Thursday, August 19, 2010

OpenDNS may enhance parents' ability to filter websites for kids

The following video from PC Magazine shows how parents could use OpenDNS on their router, and enter blacklisted and whitelisted sites that minors are allowed to see. This is explained at about 4:30 into the video (not embeddable). The flm demonstrrates the settings with Netgear.

There are ways to provide protection from other minors’ hazards as well, such as phishing. Typo errors, which can lead to porn, are also prevented.

Check David Burt's "Review: OpenDNS Adult Site Blocking" at Get Parental Controls here. He reports a healthful underblocking rate of 96% on a test apparently performed in 2007.

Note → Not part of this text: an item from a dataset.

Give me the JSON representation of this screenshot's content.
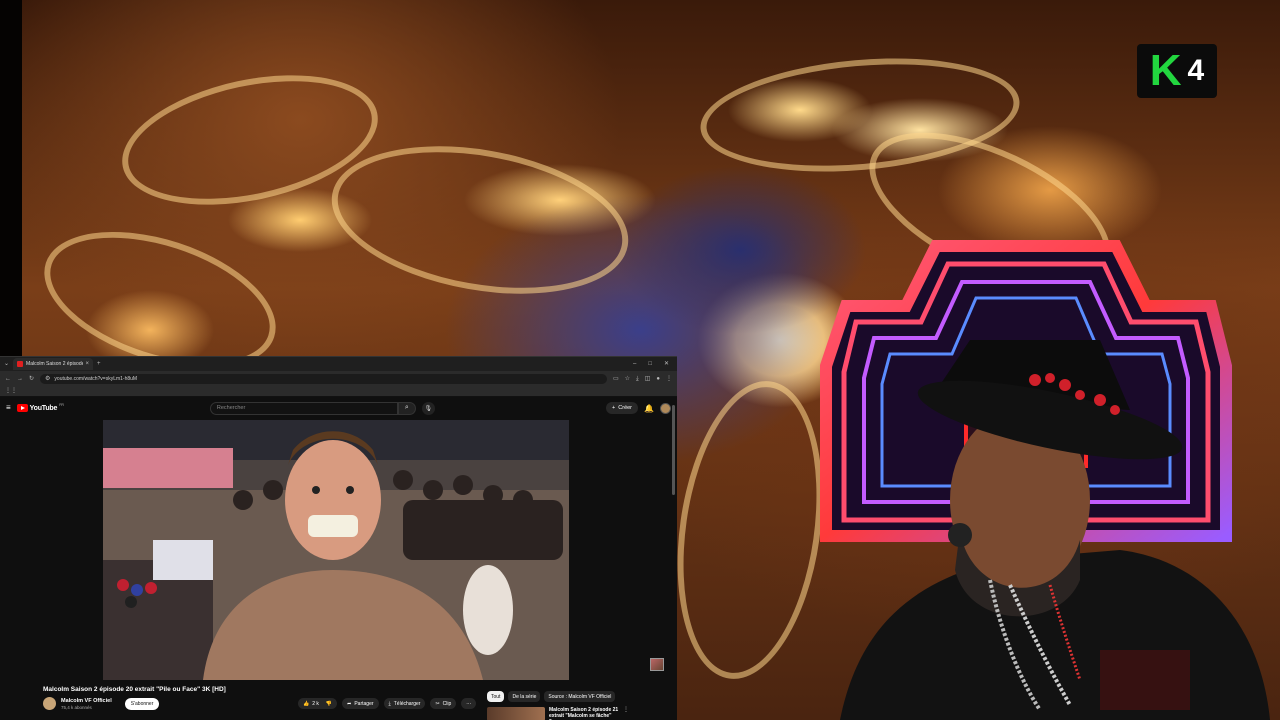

Sunday, August 15, 2010

"Mousemail" and "Collyou" will help parents monitor emails, texts, cell phone use

A product called Mousemail has been presented on CNN as “family safety for email and texting”, with the main link here. The service prevents inappropriate messages from reaching a child and is said to help stop cyberbullying.

There is a similar service for tweens and teens called “coolyou”, link .

These products come from a company called Fuzebox, link.

Christie Dedman has a story from the Birmingham News, “ & Provide Parents Options on Monitoring Child's Text Messaging”, link here .

Wednesday, August 11, 2010

Ladies' Home Journal and Parry Aftab look for "lowest common denominator" for kids' safety on Internet

Ladies’ Home Journal has an important article by Mika Brzezinski, on p 82 of the “September issue” (2010), titled “Internet Intervention”, where the author, cohost of MSNBC’s “Morning Joe”, must intervene to control her daughers’ online use. Internet security consultant Parry Aftab, of “WiredSafety” meets with the family.

The LHJ has the following video of the meeting; some versions of it require subscription:

Many of the recommendations sound trite: keep the “family computer” in a public area, no closed doors, etc. Note how Parry Aftab plays the outside professional, telling the family and kids what to do.

I generally think parents can adjust their rules according to the maturity of their kids. But remember the case of the New Jersey principal who wanted all parents in his middle school to ban Facebook and other social networking sites at home? The thinking is collective, even quasi-Maoist: if some kids are restricted, but see that their better-off friends aren’t, their own parents will have a harder time enforcing these kinds of “rules.”

Here’s a “TVNewser” account of the story, link.

I could not find a LHJ link to the text of the story yet. But here is a story from April 2005 that is provocative, by Stephanie Emily Pfeffer, “"Are Online Blogs a Good Idea for My Kids?": Online diaries -- aka blogs -- can be fun and innocent, or they can lead to trouble. Here's what parents need to know”, link here.

Michelle Obama says she doesn't let her daughters use electronic media "at home" at all during the week. What about homework?

Monday, August 02, 2010

Internet filtering explained in "baby language"

Here is a little high-level page on a site called “Hub Pages” by “Jlcalzone”, “The Benefits of Internet Filtering”, link here.  Most of the points made here are simple and sound like “common sense”. But one point that is particularly interesting is the giving the parent the ability to block social networking sites altogether. Another is monitoring web-based email sites. Still another is blocking certain games and newbie apps. And still another is that many families have several computers, including one for each teen kid, and one for each spouse; so different levels of access are appropriate on different machines (and mobile devices). The idea that you place a single “family computer” in one public area of the home seems passé.

Keep in mind that ISP’s generally allow multiple screenname logons with different levels of access for each screenname. A few years ago, I experimented with AOL’s, but the “young teen” setting did not block any of my websites, subject of the COPA litigation.